Gold prices held near six-month highs, helped by a softer dollar, concerns over slowing economic growth and wild swings in equities, putting bullion on track for a second straight week of gains.
Spot gold was up 0.3 per cent at $US1,279.17 per ounce on Friday, and up 1.8 per cent for the week.
Earlier it rose to $US1,282.09, the highest level since June 19.
US gold futures settled up 0.1 per cent to $US1,283 per ounce.
‘A weaker US dollar is fueling higher gold prices and the volatility in the stock markets is worrying people about the prospects in 2019, which is also moving people to gold,’ said Walter Pehowich, executive vice president of investment services at Dillon Gage Metals.
‘But prices are not able to extend gains as there is less liquidity in the markets and not many people want to put positions ahead of the long weekend.’
The dollar index, a gauge of the US currency’s value against six major peers, fell 0.1 per cent, adding to gold’s appeal by making it cheaper for holders of other currencies.
There have been wild swings in equities in the final week of 2018, with the CBOE Volatility Index, Wall Street’s main fear gauge, hitting its highest level since early February before easing slightly.
Financial markets are expecting US growth to slow next year due to rising interest rates.
On Thursday, a measure of US consumer confidence posted its sharpest decline in more than three years in December, rattling already nervous investors.
A darkening outlook for global economic growth, a simmering trade war between the United States and China, as well as Brexit-linked uncertainty, may trigger renewed risk aversion and help lift gold prices in 2019, said Ilya Spivak, a currency strategist at DailyFx.
Investors often use gold as a hedge against political and financial uncertainty.
‘As long as the US government continues to remain shut, it may invoke some safe-haven bids and help gold to touch new highs,’ said Afshin Nabavi, senior vice president at MKS SA.

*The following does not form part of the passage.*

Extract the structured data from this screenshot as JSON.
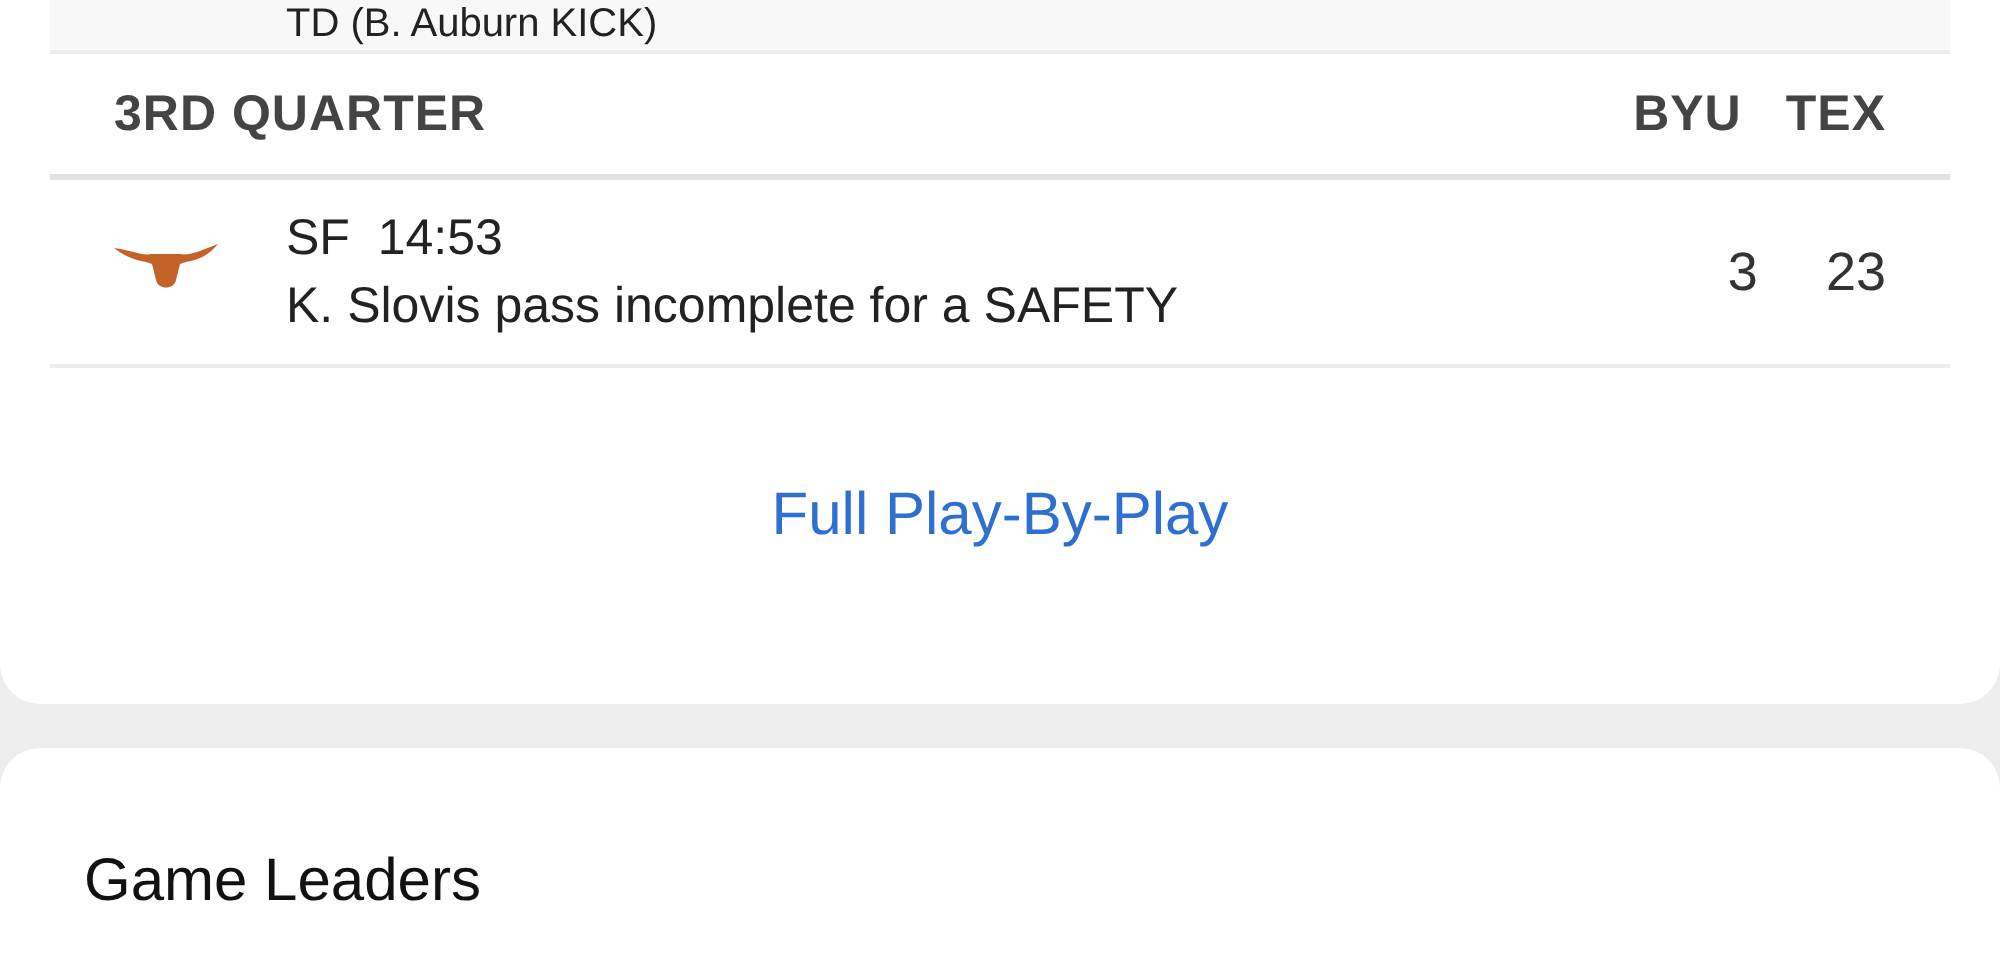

Both chambers of the US Congress convened for only a few minutes late on Thursday but took no steps to end a partial federal government shutdown triggered by an impasse over a spending measure before adjourning until next week.
Among other precious metals, silver rose to a near-five-month high at $US15.39 per ounce and was last up 0.9 per cent at $US15.34.
It was on track for its biggest weekly gain since August 2017, up 5 per cent so far this week.
Platinum fell 1.4 per cent to $US784.65 per ounce, while palladium was down 1.9 per cent to $US1,251.40.
Palladium has gained 1.6 per cent this week.